(The input)

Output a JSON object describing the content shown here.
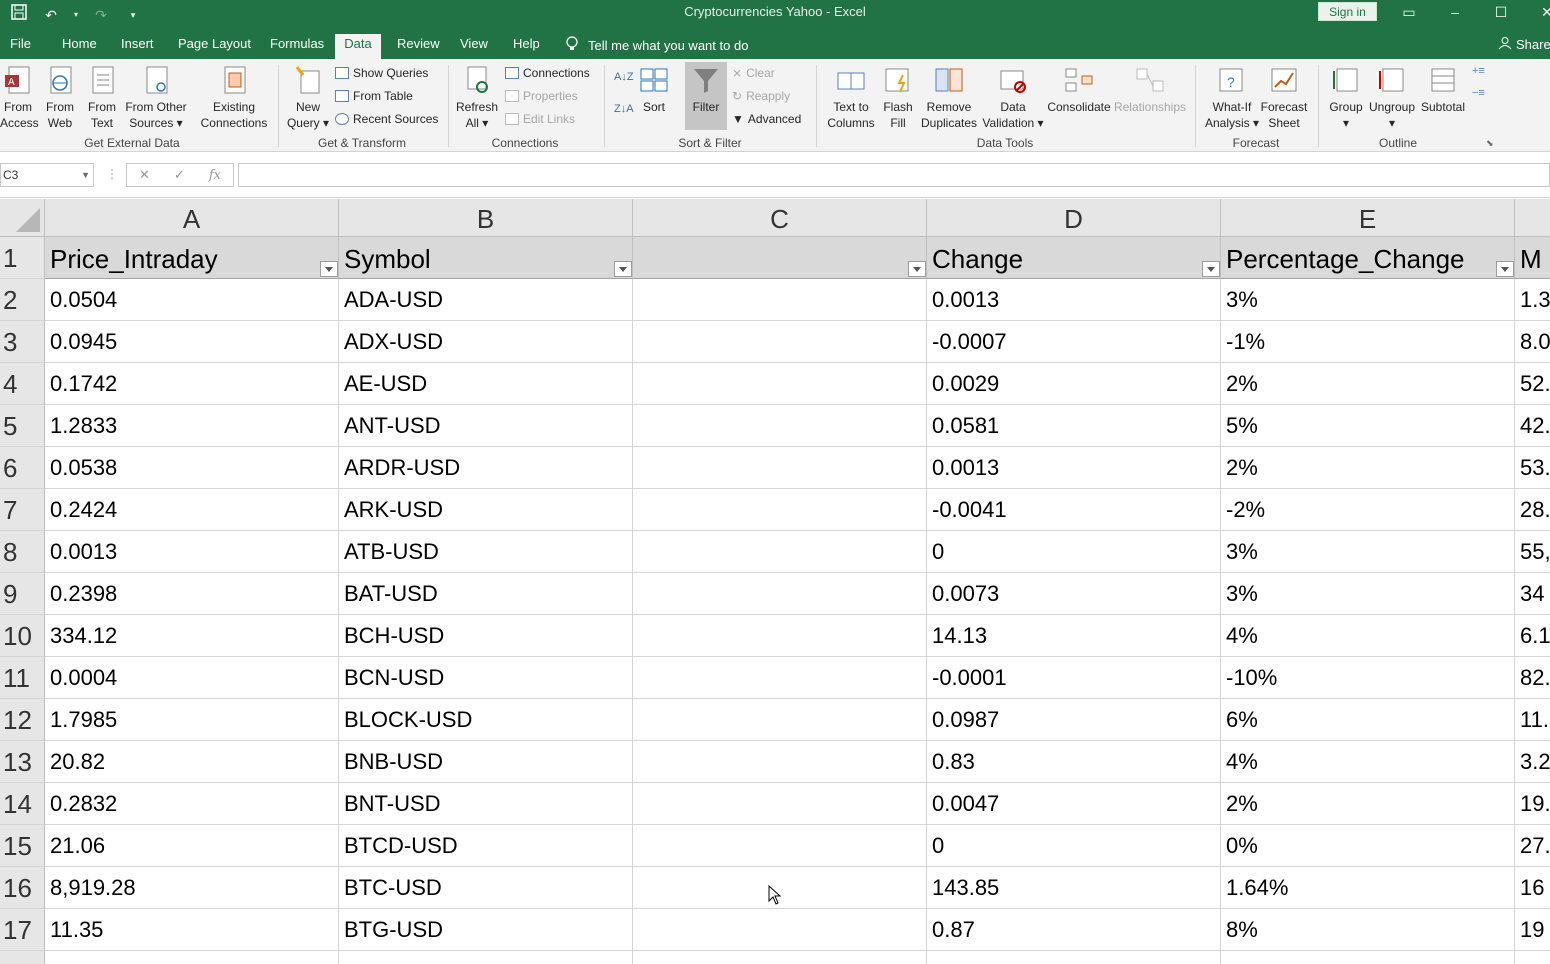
{
  "app": {
    "title": "Cryptocurrencies Yahoo  -  Excel",
    "sign_in": "Sign in"
  },
  "menu": {
    "tabs": [
      "File",
      "Home",
      "Insert",
      "Page Layout",
      "Formulas",
      "Data",
      "Review",
      "View",
      "Help"
    ],
    "active": "Data",
    "tell_me": "Tell me what you want to do",
    "share": "Share"
  },
  "ribbon": {
    "get_external": {
      "label": "Get External Data",
      "from_access": [
        "From",
        "Access"
      ],
      "from_web": [
        "From",
        "Web"
      ],
      "from_text": [
        "From",
        "Text"
      ],
      "from_other": [
        "From Other",
        "Sources ▾"
      ],
      "existing": [
        "Existing",
        "Connections"
      ]
    },
    "get_transform": {
      "label": "Get & Transform",
      "new_query": [
        "New",
        "Query ▾"
      ],
      "show_queries": "Show Queries",
      "from_table": "From Table",
      "recent_sources": "Recent Sources"
    },
    "connections": {
      "label": "Connections",
      "refresh_all": [
        "Refresh",
        "All ▾"
      ],
      "connections": "Connections",
      "properties": "Properties",
      "edit_links": "Edit Links"
    },
    "sort_filter": {
      "label": "Sort & Filter",
      "sort": "Sort",
      "filter": "Filter",
      "clear": "Clear",
      "reapply": "Reapply",
      "advanced": "Advanced"
    },
    "data_tools": {
      "label": "Data Tools",
      "text_to_columns": [
        "Text to",
        "Columns"
      ],
      "flash_fill": [
        "Flash",
        "Fill"
      ],
      "remove_duplicates": [
        "Remove",
        "Duplicates"
      ],
      "data_validation": [
        "Data",
        "Validation ▾"
      ],
      "consolidate": "Consolidate",
      "relationships": "Relationships"
    },
    "forecast": {
      "label": "Forecast",
      "what_if": [
        "What-If",
        "Analysis ▾"
      ],
      "forecast_sheet": [
        "Forecast",
        "Sheet"
      ]
    },
    "outline": {
      "label": "Outline",
      "group": "Group",
      "ungroup": "Ungroup",
      "subtotal": "Subtotal"
    }
  },
  "formula_bar": {
    "name_box": "C3",
    "value": ""
  },
  "sheet": {
    "columns": [
      "A",
      "B",
      "C",
      "D",
      "E"
    ],
    "headers": [
      "Price_Intraday",
      "Symbol",
      "",
      "Change",
      "Percentage_Change",
      "M"
    ],
    "rows": [
      {
        "n": "2",
        "a": "0.0504",
        "b": "ADA-USD",
        "c": "",
        "d": "0.0013",
        "e": "3%",
        "f": "1.3"
      },
      {
        "n": "3",
        "a": "0.0945",
        "b": "ADX-USD",
        "c": "",
        "d": "-0.0007",
        "e": "-1%",
        "f": "8.0"
      },
      {
        "n": "4",
        "a": "0.1742",
        "b": "AE-USD",
        "c": "",
        "d": "0.0029",
        "e": "2%",
        "f": "52."
      },
      {
        "n": "5",
        "a": "1.2833",
        "b": "ANT-USD",
        "c": "",
        "d": "0.0581",
        "e": "5%",
        "f": "42."
      },
      {
        "n": "6",
        "a": "0.0538",
        "b": "ARDR-USD",
        "c": "",
        "d": "0.0013",
        "e": "2%",
        "f": "53."
      },
      {
        "n": "7",
        "a": "0.2424",
        "b": "ARK-USD",
        "c": "",
        "d": "-0.0041",
        "e": "-2%",
        "f": "28."
      },
      {
        "n": "8",
        "a": "0.0013",
        "b": "ATB-USD",
        "c": "",
        "d": "0",
        "e": "3%",
        "f": "55,"
      },
      {
        "n": "9",
        "a": "0.2398",
        "b": "BAT-USD",
        "c": "",
        "d": "0.0073",
        "e": "3%",
        "f": "34"
      },
      {
        "n": "10",
        "a": "334.12",
        "b": "BCH-USD",
        "c": "",
        "d": "14.13",
        "e": "4%",
        "f": "6.1"
      },
      {
        "n": "11",
        "a": "0.0004",
        "b": "BCN-USD",
        "c": "",
        "d": "-0.0001",
        "e": "-10%",
        "f": "82."
      },
      {
        "n": "12",
        "a": "1.7985",
        "b": "BLOCK-USD",
        "c": "",
        "d": "0.0987",
        "e": "6%",
        "f": "11."
      },
      {
        "n": "13",
        "a": "20.82",
        "b": "BNB-USD",
        "c": "",
        "d": "0.83",
        "e": "4%",
        "f": "3.2"
      },
      {
        "n": "14",
        "a": "0.2832",
        "b": "BNT-USD",
        "c": "",
        "d": "0.0047",
        "e": "2%",
        "f": "19."
      },
      {
        "n": "15",
        "a": "21.06",
        "b": "BTCD-USD",
        "c": "",
        "d": "0",
        "e": "0%",
        "f": "27."
      },
      {
        "n": "16",
        "a": "8,919.28",
        "b": "BTC-USD",
        "c": "",
        "d": "143.85",
        "e": "1.64%",
        "f": "16"
      },
      {
        "n": "17",
        "a": "11.35",
        "b": "BTG-USD",
        "c": "",
        "d": "0.87",
        "e": "8%",
        "f": "19"
      }
    ]
  },
  "colors": {
    "excel_green": "#217346",
    "ribbon_bg": "#f3f3f3",
    "header_bg": "#d9d9d9"
  }
}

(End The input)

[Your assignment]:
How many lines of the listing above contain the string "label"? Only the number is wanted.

[Task output]:
7